Draft Heritage Study and Environmental
A wide variety of interrelated Visitor information and activities would be available to interpret each of the lower Delta regionís basic story elements, and from existing tourist information centers visitors would be directed to the resources that best illustrate the regionís many stories. Dispersing visitors to the most appropriate resources would increase the effectiveness of any interpretive program, enhancing a visitorís understanding and appreciation of the region. By coordinating the dissemination of information and materials, the Lower Mississippi Delta Heritage Partnership would ensure that visitors receive an orientation to the entire lower Mississippi Delta and the associated story elements, regardless of which tourist information center they visit. However, a major commitment of time would be required to visit even a majority of the sites related to most story elements, the interpretive program at many sites would be primarily limited to self-guided activities, and the quality of visitor experiences could vary considerably from site to site. In addition, the failure to sufficiently develop the interrelatedness of the lower Delta regionís many stories and resources could make it difficult for visitors to understand the complex cultural and natural evolution of the region.
The interrelated interpretation and educational opportunities available would increase and enhance the variety and quality of experiences available to both visitors and residents throughout the region. Enhancing the residentís awareness of their cultural and natural heritages would increase their pride in and appreciation of the regionís significant cultural, natural, and scenic resources. Increased appreciation for these resources could contribute to their long-term preservation.
The responsibility for preserving many of the Delta regionís cultural resources would primarily lie with interested state and local governments, organizations, and citizens. Preservation efforts could continue to be fragmented and uncoordinated, due to limited technical assistance and inadequate funding; however, the numerous cultural resource studies proposed, if implemented, would provide the information necessary to better manage and protect the resources and to properly evaluate impacts of proposed actions in future environmental analyses. All cultural resource studies would he conducted in association with the appropriate state historic preservation offices and other interested state, local, and private agencies and organizations, and in cooperation with appropriate landowners and residents.
Another potential benefit of the proposed cultural resource studies includes continuing ongoing consultations with Native American Indians and other ethnographic groups, which could identify strategies for preserving and safeguarding cultural significant sites and resources. Efforts could be undertaken to identify and document oral traditions, lifeways, genealogies, and the complex interracial and intercultural relationships of the regionís peoples, which are of ongoing significance to contemporary racial and ethnic groups throughout the United States.
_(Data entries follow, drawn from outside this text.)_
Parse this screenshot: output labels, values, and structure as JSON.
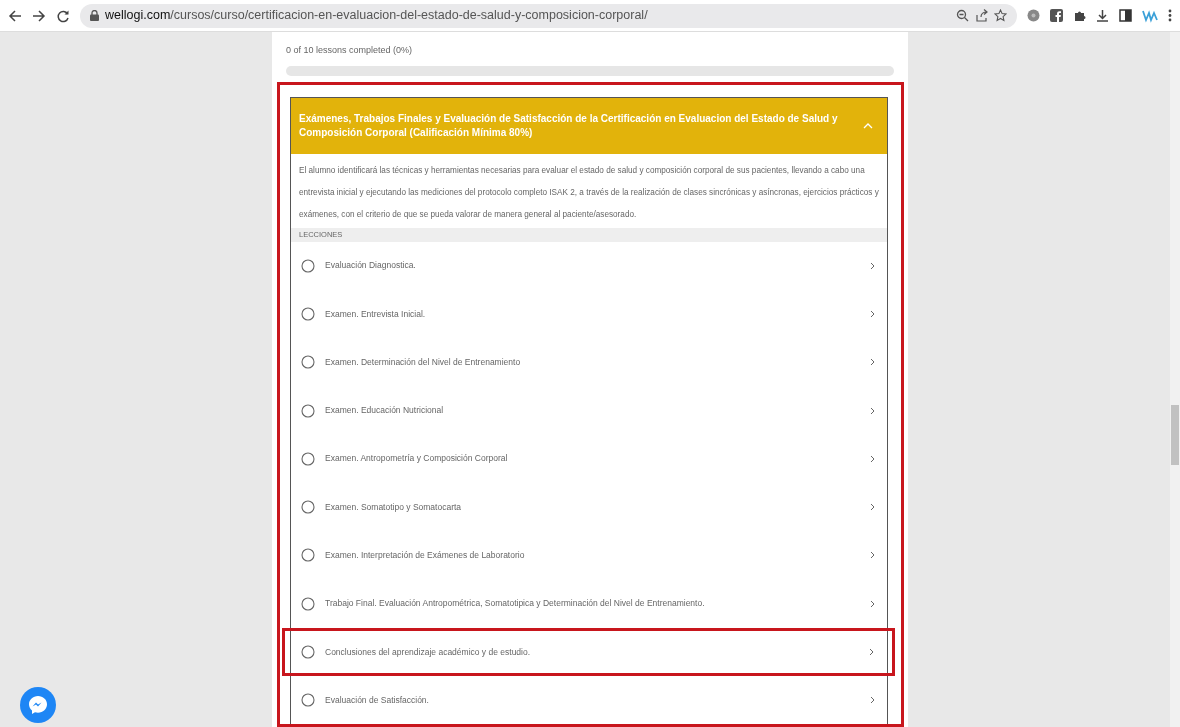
{
  "browser": {
    "url_host": "wellogi.com",
    "url_path": "/cursos/curso/certificacion-en-evaluacion-del-estado-de-salud-y-composicion-corporal/"
  },
  "progress": {
    "text": "0 of 10 lessons completed (0%)",
    "level": 0
  },
  "section": {
    "title": "Exámenes, Trabajos Finales y Evaluación de Satisfacción de la Certificación en Evaluacion del Estado de Salud y Composición Corporal (Calificación Mínima 80%)",
    "expanded": true,
    "highlighted": true,
    "description": "El alumno identificará las técnicas y herramientas necesarias para evaluar el estado de salud y composición corporal de sus pacientes, llevando a cabo una entrevista inicial y ejecutando las mediciones del protocolo completo ISAK 2, a través de la realización de clases sincrónicas y asíncronas, ejercicios prácticos y exámenes, con el criterio de que se pueda valorar de manera general al paciente/asesorado.",
    "lessons_label": "LECCIONES",
    "lessons": [
      {
        "title": "Evaluación Diagnostica.",
        "completed": false,
        "highlighted": false
      },
      {
        "title": "Examen. Entrevista Inicial.",
        "completed": false,
        "highlighted": false
      },
      {
        "title": "Examen. Determinación del Nivel de Entrenamiento",
        "completed": false,
        "highlighted": false
      },
      {
        "title": "Examen. Educación Nutricional",
        "completed": false,
        "highlighted": false
      },
      {
        "title": "Examen. Antropometría y Composición Corporal",
        "completed": false,
        "highlighted": false
      },
      {
        "title": "Examen. Somatotipo y Somatocarta",
        "completed": false,
        "highlighted": false
      },
      {
        "title": "Examen. Interpretación de Exámenes de Laboratorio",
        "completed": false,
        "highlighted": false
      },
      {
        "title": "Trabajo Final. Evaluación Antropométrica, Somatotipica y Determinación del Nivel de Entrenamiento.",
        "completed": false,
        "highlighted": false
      },
      {
        "title": "Conclusiones del aprendizaje académico y de estudio.",
        "completed": false,
        "highlighted": true
      },
      {
        "title": "Evaluación de Satisfacción.",
        "completed": false,
        "highlighted": false
      }
    ]
  }
}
Additional benefits could also accrue to those cultural resources that currently have no preservation efforts underway. The burgeoning information available regarding the lower Delta regionís varied cultural resources could result not only in increased visitation but also increased public awareness and appreciation of the resources, resulting in the encouragement of preservation efforts and possibly additional revenue for resource preservation. Higher levels of visitation, though, could eventually result in increased incidences of vandalism, more wear and tear on historic structures, or the overuse of adjacent grounds and landscapes, which could necessitate increased management of the visitor experience. The potential risk, however, is far outweighed by the potential benefits of preserving neglected and deteriorating resources.
Under this alternative, new construction would he limited primarily to the installation of interpretive and informational signs, which would have minimal incremental impacts upon natural resources. Signs would probably be erected within existing rights-of-ways or previously disturbed areas.
It is unknown how many resource sites associated with the lower Delta region have the capacity to accommodate increased visitation without incurring resource degradation. For example, increased visitor use could result in both the compaction of nearby soils and destruction of adjacent vegetation. However, any adverse resource impacts to soils, vegetation, wildlife, and water and air quality would be minimal due to the relatively limited extent of land potentially affected and because many sites lie within existing disturbed areas.
With the exception of potentially partnering with public agencies or private landowners, there would be no additional measures to help protect or restore natural or scenic resources on either private or public land.
Implementation of this alternative would not result in the development of new facilities.
The Lower Mississippi Delta Heritage Partnership, a broad-based coalition of state representatives and local and private tourism organizations, would work together as one coordinated group to initiate grassroots support for heritage tourism and resource preservation throughout the lower Delta region. Such constituency and consensus-building, if successful, would diminish the prospects of fragmenting or dissolving the partnership. It would also help ensure the long-term momentum of any proposed initiatives. The partnership would also allow for the more effective use of existing federal programs, by providing a focus for funneling money and energy that otherwise might he dispersed in different, and perhaps contradictory, directions throughout the region.
Because the partnership and its initiatives would be both funded and driven by a combination of public and private entities, all participants would need to be committed to seeing the partnership succeed and not driven for purposes of self-gain. The requirement of nonfederal matching funds would help ensure the backing of all participants. The estimated costs of implementing alternative A would be $500,000 per year for 10 years, or a total of $5 million.
Draft Heritage Study and Environmental Assessment